* Records provided *
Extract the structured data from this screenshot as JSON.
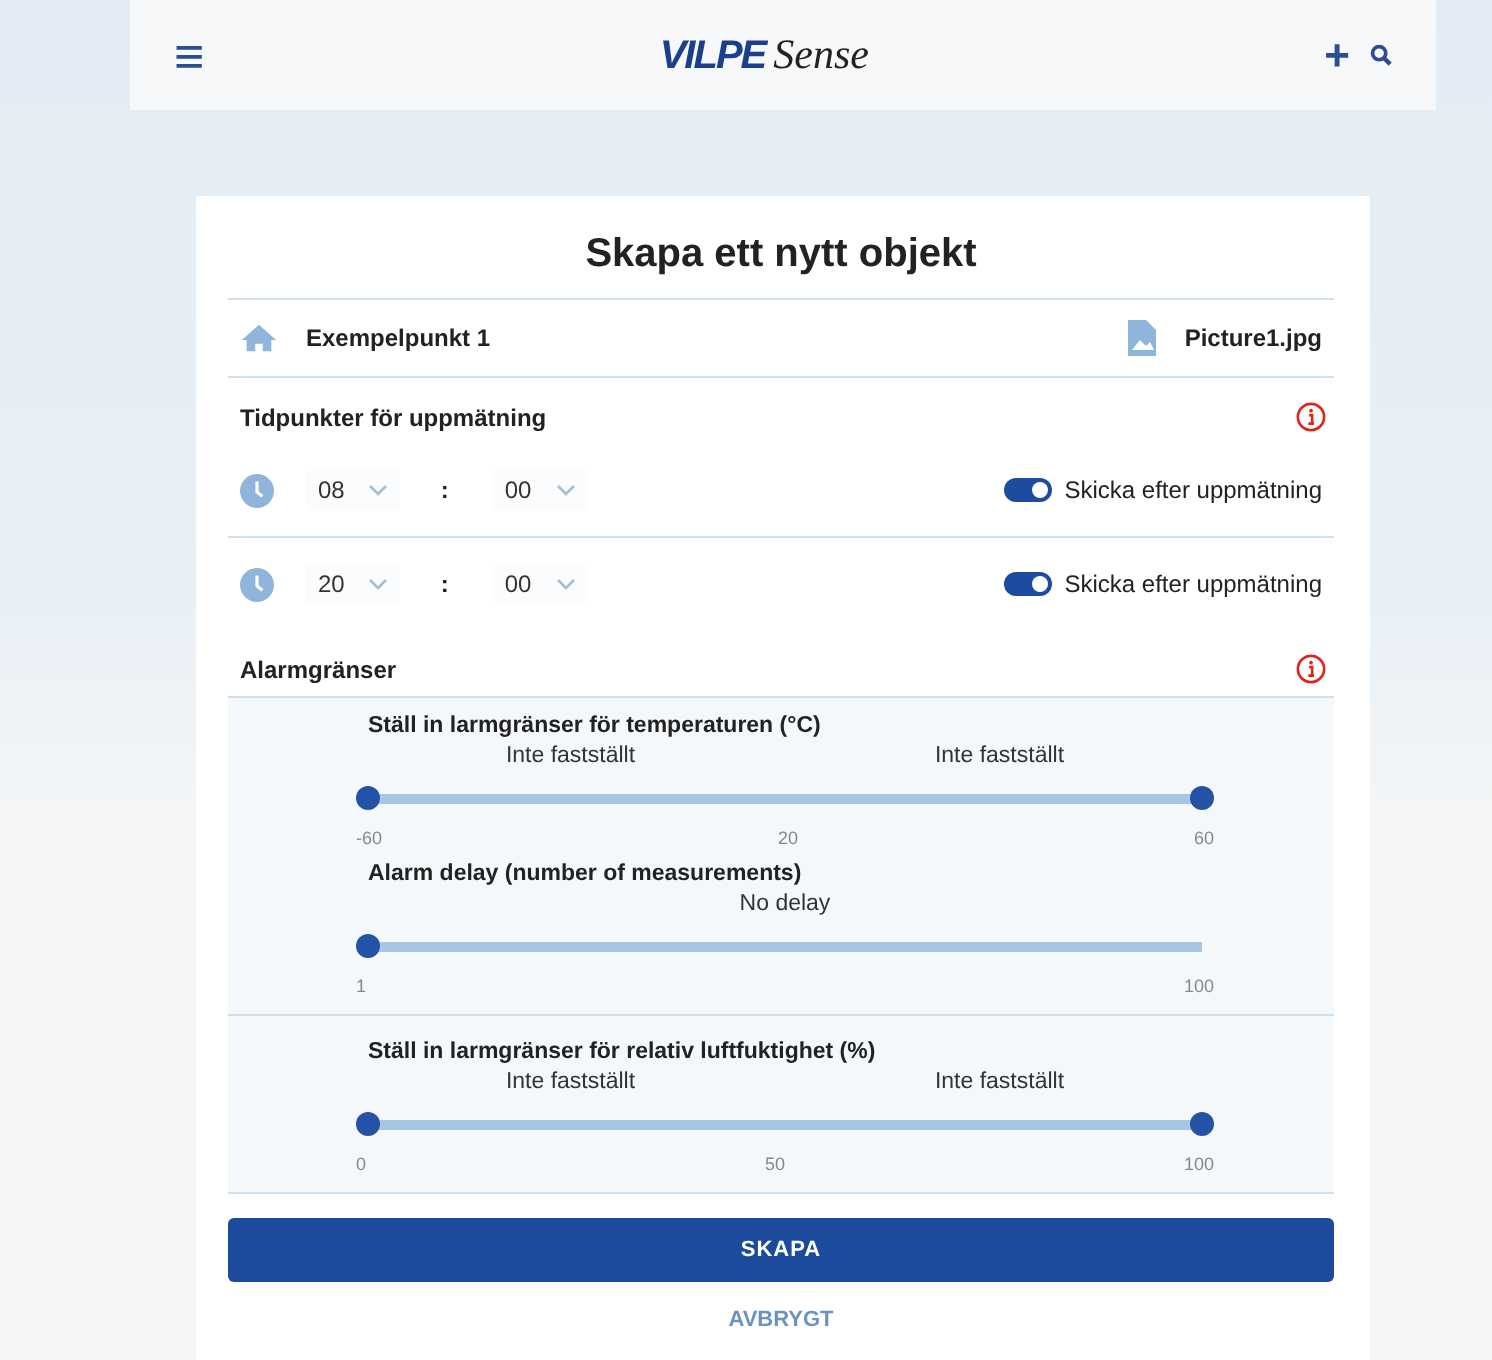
{
  "header": {
    "menu_icon": "≡",
    "logo": {
      "brand": "VILPE",
      "product": "Sense"
    },
    "actions": [
      "+"
    ]
  },
  "form": {
    "title": "Skapa ett nytt objekt",
    "location": "Exempelpunkt 1",
    "file": "Picture1.jpg",
    "times_heading": "Tidpunkter för uppmätning",
    "times": [
      {
        "hour": "08",
        "separator": ":",
        "minute": "00",
        "send": {
          "label": "Skicka efter uppmätning",
          "on": true
        }
      },
      {
        "hour": "20",
        "separator": ":",
        "minute": "00",
        "send": {
          "label": "Skicka efter uppmätning",
          "on": true
        }
      }
    ],
    "alarms_heading": "Alarmgränser",
    "slider_groups": [
      [
        {
          "title": "Ställ in larmgränser för temperaturen (°C)",
          "value_labels": [
            "Inte fastställt",
            "Inte fastställt"
          ],
          "thumbs": [
            {
              "level": 0
            },
            {
              "level": 1
            }
          ],
          "ticks": [
            "-60",
            "20",
            "60"
          ]
        },
        {
          "title": "Alarm delay (number of measurements)",
          "value_labels": [
            "No delay"
          ],
          "thumbs": [
            {
              "level": 0
            }
          ],
          "ticks": [
            "1",
            "100"
          ]
        }
      ],
      [
        {
          "title": "Ställ in larmgränser för relativ luftfuktighet (%)",
          "value_labels": [
            "Inte fastställt",
            "Inte fastställt"
          ],
          "thumbs": [
            {
              "level": 0
            },
            {
              "level": 1
            }
          ],
          "ticks": [
            "0",
            "50",
            "100"
          ]
        }
      ]
    ],
    "submit": "SKAPA",
    "cancel": "AVBRYGT"
  }
}
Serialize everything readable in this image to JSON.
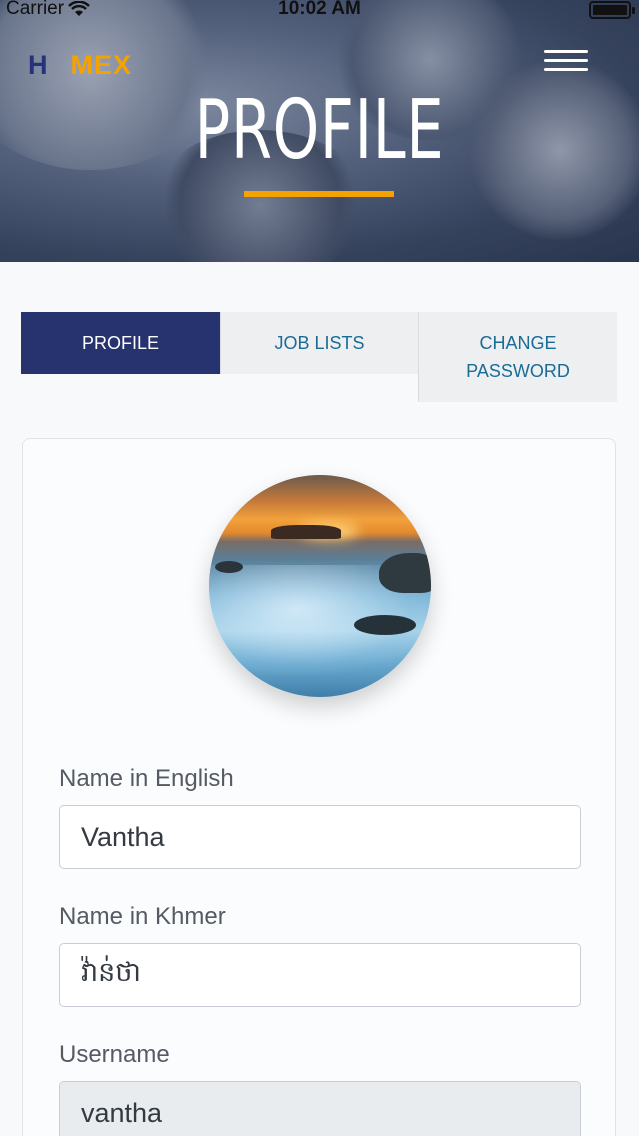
{
  "status_bar": {
    "carrier": "Carrier",
    "time": "10:02 AM"
  },
  "header": {
    "logo_part_a": "H",
    "logo_part_b": "MEX",
    "title": "PROFILE",
    "accent_color": "#f5a100",
    "menu_icon": "hamburger-menu-icon"
  },
  "tabs": [
    {
      "label": "PROFILE",
      "active": true
    },
    {
      "label": "JOB LISTS",
      "active": false
    },
    {
      "label": "CHANGE\nPASSWORD",
      "active": false
    }
  ],
  "form": {
    "name_en_label": "Name in English",
    "name_en_value": "Vantha",
    "name_km_label": "Name in Khmer",
    "name_km_value": "វ៉ាន់ថា",
    "username_label": "Username",
    "username_value": "vantha"
  },
  "colors": {
    "primary": "#26336e",
    "tab_text": "#1a6c96",
    "accent": "#f5a100"
  }
}
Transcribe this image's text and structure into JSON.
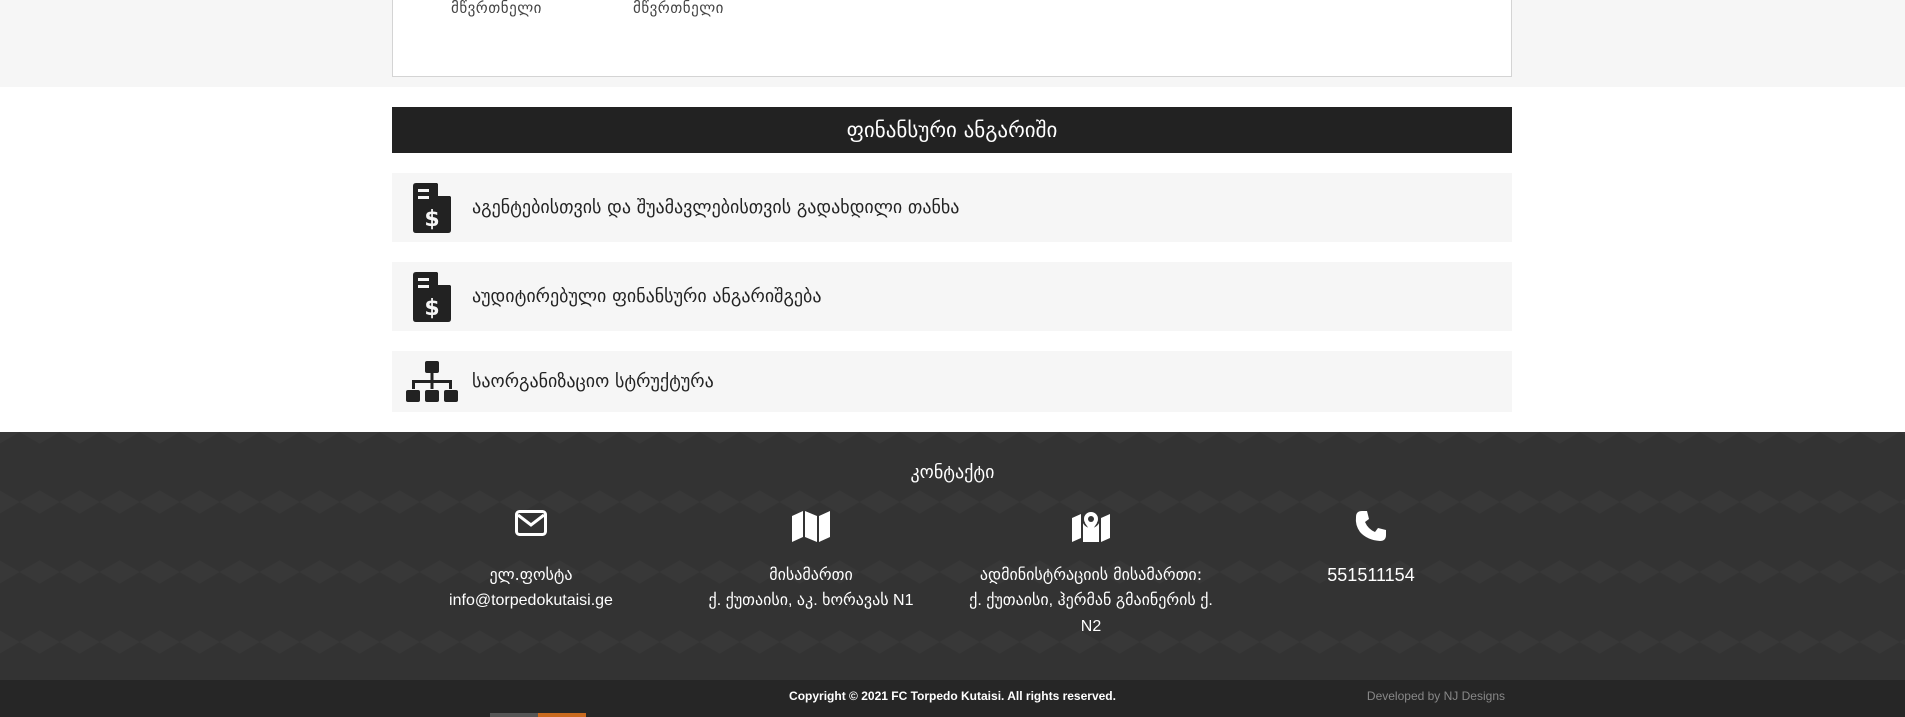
{
  "members": {
    "role_left": "მწვრთნელი",
    "role_right": "მწვრთნელი"
  },
  "finance": {
    "title": "ფინანსური ანგარიში",
    "items": [
      {
        "label": "აგენტებისთვის და შუამავლებისთვის გადახდილი თანხა",
        "icon": "file-invoice-dollar-icon"
      },
      {
        "label": "აუდიტირებული ფინანსური ანგარიშგება",
        "icon": "file-invoice-dollar-icon"
      },
      {
        "label": "საორგანიზაციო სტრუქტურა",
        "icon": "sitemap-icon"
      }
    ]
  },
  "contact": {
    "title": "კონტაქტი",
    "email_label": "ელ.ფოსტა",
    "email_value": "info@torpedokutaisi.ge",
    "address_label": "მისამართი",
    "address_value": "ქ. ქუთაისი, აკ. ხორავას N1",
    "admin_label": "ადმინისტრაციის მისამართი:",
    "admin_value_1": "ქ. ქუთაისი, ჰერმან გმაინერის ქ.",
    "admin_value_2": "N2",
    "phone_value": "551511154"
  },
  "footer": {
    "copyright": "Copyright © 2021 FC Torpedo Kutaisi. All rights reserved.",
    "developer": "Developed by NJ Designs"
  },
  "colors": {
    "header_bg": "#222222",
    "row_bg": "#f6f6f6",
    "contact_bg": "#333333",
    "footer_bg": "#262626",
    "accent": "#c96a1f"
  }
}
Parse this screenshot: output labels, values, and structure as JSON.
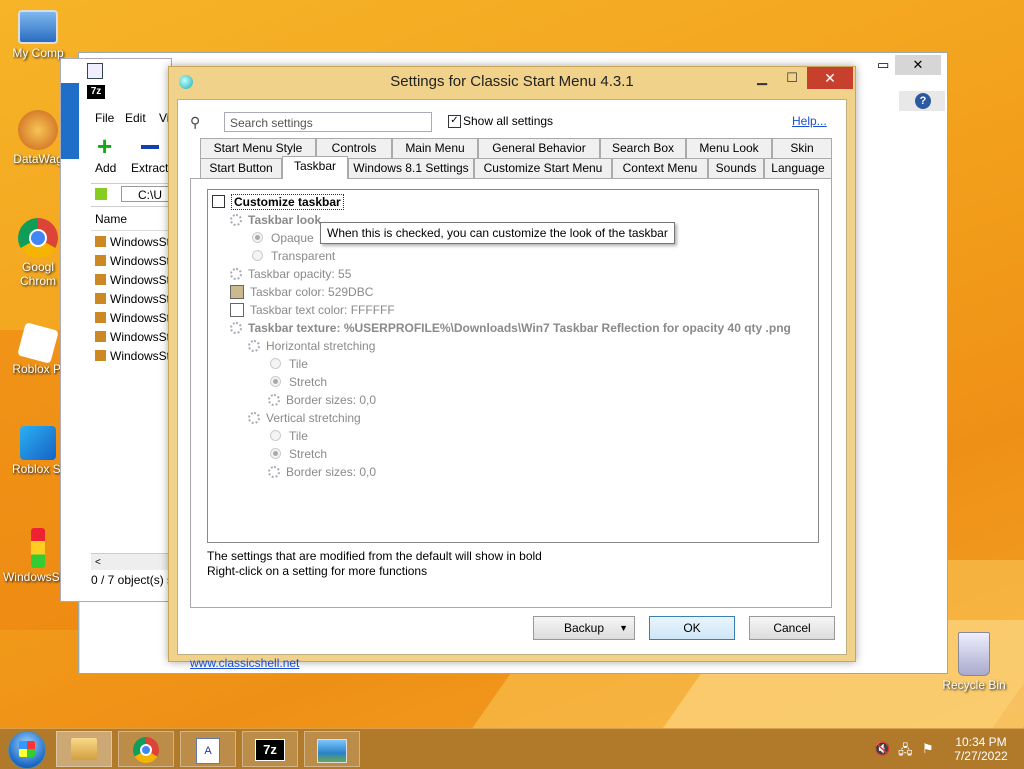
{
  "desktop": {
    "icons": [
      {
        "label": "My Comp"
      },
      {
        "label": "DataWag"
      },
      {
        "label": "Googl Chrom"
      },
      {
        "label": "Roblox Pl"
      },
      {
        "label": "Roblox St"
      },
      {
        "label": "WindowsSt..."
      }
    ],
    "recycle_bin": "Recycle Bin"
  },
  "bg_window": {
    "app_icon": "7z",
    "menu": [
      "File",
      "Edit",
      "Vi"
    ],
    "toolbar": {
      "add": "Add",
      "extract": "Extract"
    },
    "path": "C:\\U",
    "column_name": "Name",
    "files": [
      "WindowsSt",
      "WindowsSt",
      "WindowsSt",
      "WindowsSt",
      "WindowsSt",
      "WindowsSt",
      "WindowsSt"
    ],
    "status": "0 / 7 object(s) s"
  },
  "dialog": {
    "title": "Settings for Classic Start Menu 4.3.1",
    "search_placeholder": "Search settings",
    "show_all_label": "Show all settings",
    "help_link": "Help...",
    "tabs_row1": [
      "Start Menu Style",
      "Controls",
      "Main Menu",
      "General Behavior",
      "Search Box",
      "Menu Look",
      "Skin"
    ],
    "tabs_row2": [
      "Start Button",
      "Taskbar",
      "Windows 8.1 Settings",
      "Customize Start Menu",
      "Context Menu",
      "Sounds",
      "Language"
    ],
    "active_tab": "Taskbar",
    "settings": {
      "customize_taskbar": "Customize taskbar",
      "taskbar_look": "Taskbar look",
      "opaque": "Opaque",
      "transparent": "Transparent",
      "opacity": "Taskbar opacity: 55",
      "color": "Taskbar color: 529DBC",
      "text_color": "Taskbar text color: FFFFFF",
      "texture": "Taskbar texture: %USERPROFILE%\\Downloads\\Win7 Taskbar Reflection for opacity 40 qty .png",
      "horizontal": "Horizontal stretching",
      "h_tile": "Tile",
      "h_stretch": "Stretch",
      "h_border": "Border sizes: 0,0",
      "vertical": "Vertical stretching",
      "v_tile": "Tile",
      "v_stretch": "Stretch",
      "v_border": "Border sizes: 0,0"
    },
    "colors": {
      "taskbar_swatch": "#cdb98e",
      "text_swatch": "#ffffff"
    },
    "tooltip": "When this is checked, you can customize the look of the taskbar",
    "hint1": "The settings that are modified from the default will show in bold",
    "hint2": "Right-click on a setting for more functions",
    "site_link": "www.classicshell.net",
    "backup_btn": "Backup",
    "ok_btn": "OK",
    "cancel_btn": "Cancel"
  },
  "taskbar": {
    "time": "10:34 PM",
    "date": "7/27/2022"
  }
}
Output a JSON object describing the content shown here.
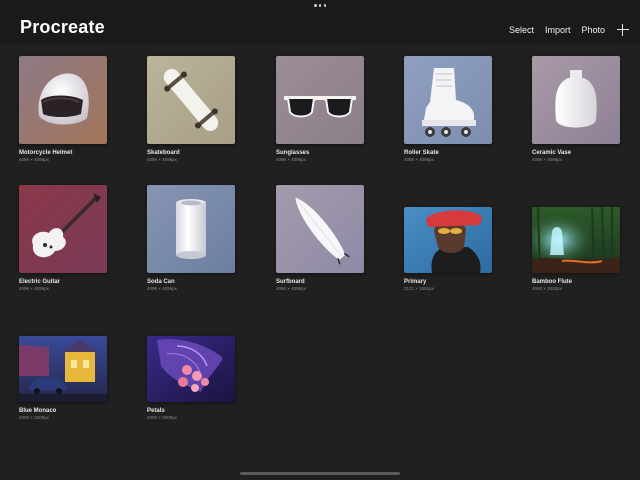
{
  "app": {
    "title": "Procreate"
  },
  "toolbar": {
    "select_label": "Select",
    "import_label": "Import",
    "photo_label": "Photo",
    "add_icon": "plus-icon"
  },
  "gallery": {
    "items": [
      {
        "title": "Motorcycle Helmet",
        "size": "4096 × 4096px"
      },
      {
        "title": "Skateboard",
        "size": "4096 × 4096px"
      },
      {
        "title": "Sunglasses",
        "size": "4096 × 4096px"
      },
      {
        "title": "Roller Skate",
        "size": "4096 × 4096px"
      },
      {
        "title": "Ceramic Vase",
        "size": "4096 × 4096px"
      },
      {
        "title": "Electric Guitar",
        "size": "4096 × 4096px"
      },
      {
        "title": "Soda Can",
        "size": "4096 × 4096px"
      },
      {
        "title": "Surfboard",
        "size": "4096 × 4096px"
      },
      {
        "title": "Primary",
        "size": "2121 × 1591px"
      },
      {
        "title": "Bamboo Flute",
        "size": "4000 × 3000px"
      },
      {
        "title": "Blue Monaco",
        "size": "4000 × 3000px"
      },
      {
        "title": "Petals",
        "size": "4000 × 5000px"
      }
    ]
  },
  "colors": {
    "background": "#202020",
    "header": "#1a1a1a",
    "title_text": "#ffffff",
    "secondary_text": "#8a8a8a"
  }
}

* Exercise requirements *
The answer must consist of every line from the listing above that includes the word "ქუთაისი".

* Written answer *
    "address_value": "ქ. ქუთაისი, აკ. ხორავას N1",
    "admin_value_1": "ქ. ქუთაისი, ჰერმან გმაინერის ქ.",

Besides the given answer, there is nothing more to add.